5. If he is to do his job well, a preacher must spend a large portion of his time on the mountain talking with God. If he does so intently and humbly, when he comes down from that mountain his face should be shining with the glory of God. That means the words he speaks, having received them from God, will be threatening for the people who hear it. (Ref. Exodus 34:29f). Please note: I say this by way of illustration, not literally. But a man who spends time in the presence of a holy God is going to preach different from someone who simply reads commentaries and the daily newspaper. His words should be controversial – unless he is preaching to a congregation of God’s cherubim and seraphim.
6. Related to #5, this world is a bent and broken place. When you try to fix a bent piece of metal or warped piece of wood you face resistance. Once a body reaches a certain state of being, it will resist any attempt to change that status. What “is” becomes what “ought to be.” The only problem is, what “is” is very rarely what God wants it to be. Therefore, in order to change, there has to be some discomfort, some pain. That pain is frequently identified as the preacher being controversial. He is, but intentionally and biblically so. God intends his spokesmen to be controversial in order to change what “is” into what “ought to be.”
I know points 4, 5, and 6 are closely related, but each has its own little nuance. I hope they make sense. Simply put, I believe in the message of Ezekiel 3:16ff. If a man feels called by God to proclaim the words of God, some of what he says (albeit not everything he says) will be controversial. If it is not, then I believe that minister is simply failing to be the watchman that he is called to be.
A personal confession here. While I have been all too guilty of reasons 1 and 2 above, I feel that to an even greater extent I have failed in my duties as a preacher and “watchman.” I have avoided controversy, sometimes at all costs, and I have been too quick to retreat when I should have spurred my faithful steed and charged into the battle. It is difficult, sometimes exceptionally so, for a young minister to know where the line is and when it is more valuable to cross it and when he should back away from it. No one should ever be a jerk, and it does not help to be clumsy. I have been guilty of being both. I need to work on that. But I also know I have been rock solid, straight-as-an-arrow right about something, and I have pulled back simply because I have not wanted to “rock the boat.” I need to work on that weakness as well. I do not want the “failure to communicate” to be my failure to stand for what is right and true.

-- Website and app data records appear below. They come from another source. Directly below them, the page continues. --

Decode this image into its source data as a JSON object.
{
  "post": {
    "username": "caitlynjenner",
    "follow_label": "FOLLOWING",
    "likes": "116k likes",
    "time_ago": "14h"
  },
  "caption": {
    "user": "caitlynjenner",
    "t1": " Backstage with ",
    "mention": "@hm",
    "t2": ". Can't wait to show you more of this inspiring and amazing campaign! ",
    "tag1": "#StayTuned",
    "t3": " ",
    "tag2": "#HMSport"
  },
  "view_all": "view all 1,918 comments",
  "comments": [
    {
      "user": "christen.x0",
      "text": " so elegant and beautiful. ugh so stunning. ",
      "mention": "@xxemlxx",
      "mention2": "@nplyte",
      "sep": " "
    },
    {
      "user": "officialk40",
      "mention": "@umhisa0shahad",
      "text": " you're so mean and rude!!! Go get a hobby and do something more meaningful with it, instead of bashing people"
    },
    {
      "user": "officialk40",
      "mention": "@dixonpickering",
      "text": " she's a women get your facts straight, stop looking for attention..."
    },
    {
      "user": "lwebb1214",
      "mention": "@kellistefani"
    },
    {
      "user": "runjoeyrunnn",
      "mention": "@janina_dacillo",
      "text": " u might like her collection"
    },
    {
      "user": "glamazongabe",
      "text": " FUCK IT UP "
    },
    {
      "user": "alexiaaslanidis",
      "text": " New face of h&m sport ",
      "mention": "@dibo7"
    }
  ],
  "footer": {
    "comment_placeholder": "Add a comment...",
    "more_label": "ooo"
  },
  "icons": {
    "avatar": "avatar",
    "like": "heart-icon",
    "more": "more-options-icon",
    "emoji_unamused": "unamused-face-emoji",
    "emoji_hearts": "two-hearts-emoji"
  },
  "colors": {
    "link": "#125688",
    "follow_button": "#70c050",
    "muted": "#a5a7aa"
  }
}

Controversy can be, and often is, a blight upon a preacher’s ministry. But it need not be, and it should go without saying that if there is never any controversy then perhaps the preacher is simply following the sheep and not tending them. What is sinful is not the existence of controversy, but the mishandling of that controversy. Does the preacher need to be rebuked? Do so in a biblical and spiritual manner. But, why is controversy always the fault of the preacher? On the other hand, does the complainer need to be rebuked? Paul plainly and clearly rebuked Peter, and John openly rebuked Diotrephes. Unless we are to assume that both Paul and John were blatant sinners and disturbers of the peace, we have to understand that sometimes a wayward, belligerent or complaining church member needs to be told to straighten up and fly right.
There I go, being controversial again.